Higher levels of leptin, a protein that controls weight and appetite, are found to be associated with a lower incidence of Alzheimer’s disease and dementia, perhaps opening new pathways for preventive and therapeutic interventions.
Given the rapid aging of developed and developing societies, it is projected that the prevalence of dementia will dramatically increase during the next five decades. Therefore, it is a public health priority to explore pathophysiological pathways underlying the development of dementia and its most common cause, Alzheimer’s.
According to researchers at Boston University School of Medicine, a growing body of evidence suggests that leptin has beneficial effects on brain development and function. It appears to mediate structure and functional changes in the hippocampus and to improve memory function. Leptin also has been shown to reduce brain concentrations of B-amyloid, the major component of the neuritic plaques that are a hallmark of Alzheimer’s disease.
The researchers measured leptin concentrations in 785 persons without dementia. A sub-sample of 198 dementia-free survivors underwent volumetric brain magnetic resonance imaging (MRI) between 1999 and 2005, approximately 7.7 years after leptin levels were measured. Two measures of brain aging, total cerebral brain volume and temporal horn volume, were assessed. The researchers found that elevated leptin level was associated with higher total cerebral brain volume and lower temporal horn volume and that higher leptin levels were associated with a lower incidence of Alzheimer’s and dementia.
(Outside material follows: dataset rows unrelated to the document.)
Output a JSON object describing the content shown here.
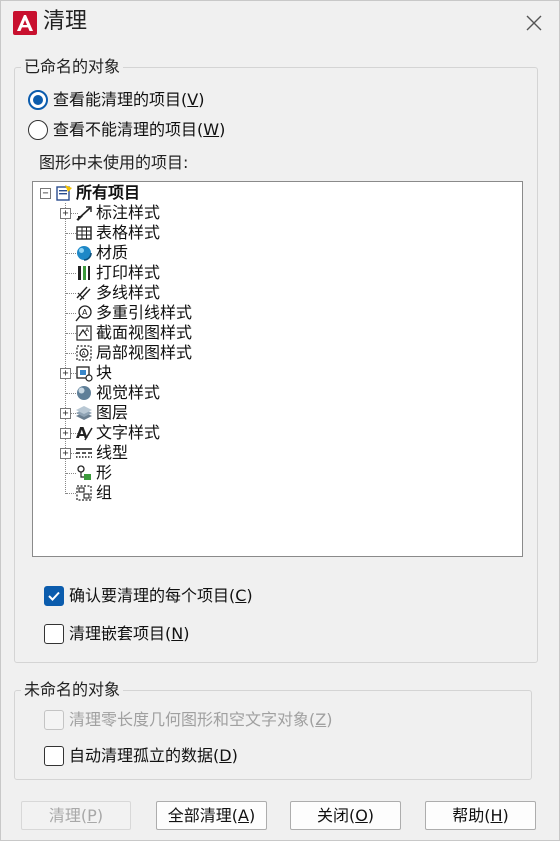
{
  "window": {
    "title": "清理",
    "icon": "autocad-a-icon",
    "close_icon": "close-icon"
  },
  "named_objects": {
    "group_label": "已命名的对象",
    "radio_view_purgeable": {
      "label": "查看能清理的项目(",
      "key": "V",
      "suffix": ")",
      "selected": true
    },
    "radio_view_nonpurgeable": {
      "label": "查看不能清理的项目(",
      "key": "W",
      "suffix": ")",
      "selected": false
    },
    "tree_label": "图形中未使用的项目:",
    "tree": {
      "root": "所有项目",
      "items": [
        {
          "label": "标注样式",
          "icon": "dimension-style-icon",
          "expandable": true
        },
        {
          "label": "表格样式",
          "icon": "table-style-icon",
          "expandable": false
        },
        {
          "label": "材质",
          "icon": "material-icon",
          "expandable": false
        },
        {
          "label": "打印样式",
          "icon": "plot-style-icon",
          "expandable": false
        },
        {
          "label": "多线样式",
          "icon": "multiline-style-icon",
          "expandable": false
        },
        {
          "label": "多重引线样式",
          "icon": "multileader-style-icon",
          "expandable": false
        },
        {
          "label": "截面视图样式",
          "icon": "section-view-style-icon",
          "expandable": false
        },
        {
          "label": "局部视图样式",
          "icon": "detail-view-style-icon",
          "expandable": false
        },
        {
          "label": "块",
          "icon": "block-icon",
          "expandable": true
        },
        {
          "label": "视觉样式",
          "icon": "visual-style-icon",
          "expandable": false
        },
        {
          "label": "图层",
          "icon": "layer-icon",
          "expandable": true
        },
        {
          "label": "文字样式",
          "icon": "text-style-icon",
          "expandable": true
        },
        {
          "label": "线型",
          "icon": "linetype-icon",
          "expandable": true
        },
        {
          "label": "形",
          "icon": "shape-icon",
          "expandable": false
        },
        {
          "label": "组",
          "icon": "group-icon",
          "expandable": false
        }
      ]
    },
    "check_confirm": {
      "label": "确认要清理的每个项目(",
      "key": "C",
      "suffix": ")",
      "checked": true
    },
    "check_nested": {
      "label": "清理嵌套项目(",
      "key": "N",
      "suffix": ")",
      "checked": false
    }
  },
  "unnamed_objects": {
    "group_label": "未命名的对象",
    "check_zero_length": {
      "label": "清理零长度几何图形和空文字对象(",
      "key": "Z",
      "suffix": ")",
      "checked": false,
      "enabled": false
    },
    "check_orphaned": {
      "label": "自动清理孤立的数据(",
      "key": "D",
      "suffix": ")",
      "checked": false
    }
  },
  "buttons": {
    "purge": {
      "label": "清理(",
      "key": "P",
      "suffix": ")",
      "enabled": false
    },
    "purge_all": {
      "label": "全部清理(",
      "key": "A",
      "suffix": ")"
    },
    "close": {
      "label": "关闭(",
      "key": "O",
      "suffix": ")"
    },
    "help": {
      "label": "帮助(",
      "key": "H",
      "suffix": ")"
    }
  },
  "colors": {
    "accent": "#0b5cad",
    "app_icon_red": "#c8102e",
    "background": "#f0f0f0"
  }
}
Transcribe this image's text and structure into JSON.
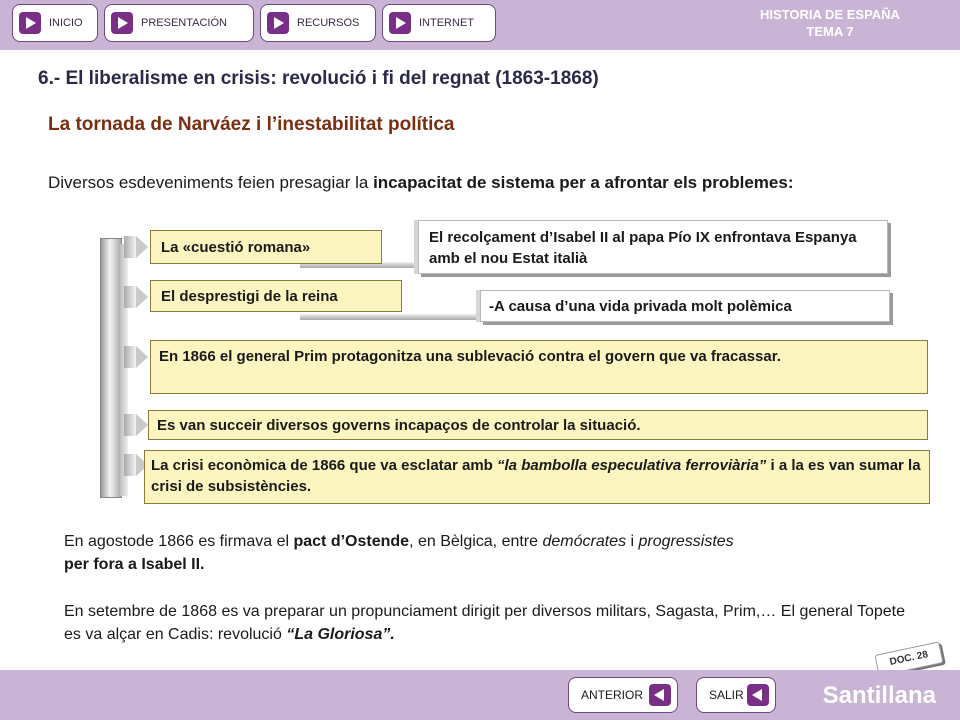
{
  "nav": {
    "items": [
      {
        "label": "INICIO"
      },
      {
        "label": "PRESENTACIÓN"
      },
      {
        "label": "RECURSOS"
      },
      {
        "label": "INTERNET"
      }
    ],
    "course_line1": "HISTORIA DE ESPAÑA",
    "course_line2": "TEMA 7"
  },
  "title": "6.- El liberalisme en crisis: revolució i fi del regnat (1863-1868)",
  "subtitle": "La tornada de Narváez i l’inestabilitat política",
  "intro": {
    "text_a": "Diversos esdeveniments feien presagiar la ",
    "text_b": "incapacitat de sistema per a afrontar els problemes:"
  },
  "diagram": {
    "item1": "La «cuestió romana»",
    "detail1": "El recolçament d’Isabel II al papa Pío IX enfrontava Espanya amb el nou Estat italià",
    "item2": "El desprestigi de la reina",
    "detail2": "-A causa d’una vida privada molt polèmica",
    "item3": "En 1866 el general Prim protagonitza una sublevació contra el govern que va fracassar.",
    "item4": "Es van succeir diversos governs incapaços de controlar la situació.",
    "item5_a": "La crisi econòmica de 1866 que va esclatar amb ",
    "item5_b": "“la bambolla especulativa ferroviària”",
    "item5_c": " i a la es van sumar la crisi de subsistències."
  },
  "para1": {
    "a": "En agostode 1866 es firmava el ",
    "b": "pact d’Ostende",
    "c": ", en Bèlgica, entre ",
    "d": "demócrates",
    "e": "  i ",
    "f": "progressistes",
    "g": "per fora a Isabel II."
  },
  "para2": {
    "a": "En setembre de 1868 es va preparar un propunciament dirigit per diversos militars, Sagasta, Prim,… El general Topete es va alçar en Cadis: revolució ",
    "b": "“La Gloriosa”."
  },
  "doc_badge": "DOC. 28",
  "footer": {
    "prev": "ANTERIOR",
    "exit": "SALIR",
    "brand": "Santillana"
  }
}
“Over a 12-year follow-up, this corresponds to an absolute Alzheimer’s risk of 25 percent for persons with the lowest levels of leptin compared to a 6 percent risk for persons with the highest levels,” senior author Sudha Seshadri, M.D. and associate professor of neurology at Boston University School of Medicine, was quoted as saying. “If our findings are confirmed by others, leptin levels in older adults may serve as one of several possible biomarkers for healthy brain aging and, more importantly, may open new pathways for possible preventive and therapeutic intervention.”
This article was written with source material from the Journal of the American Medical Association’s December 16, 2009 eddition.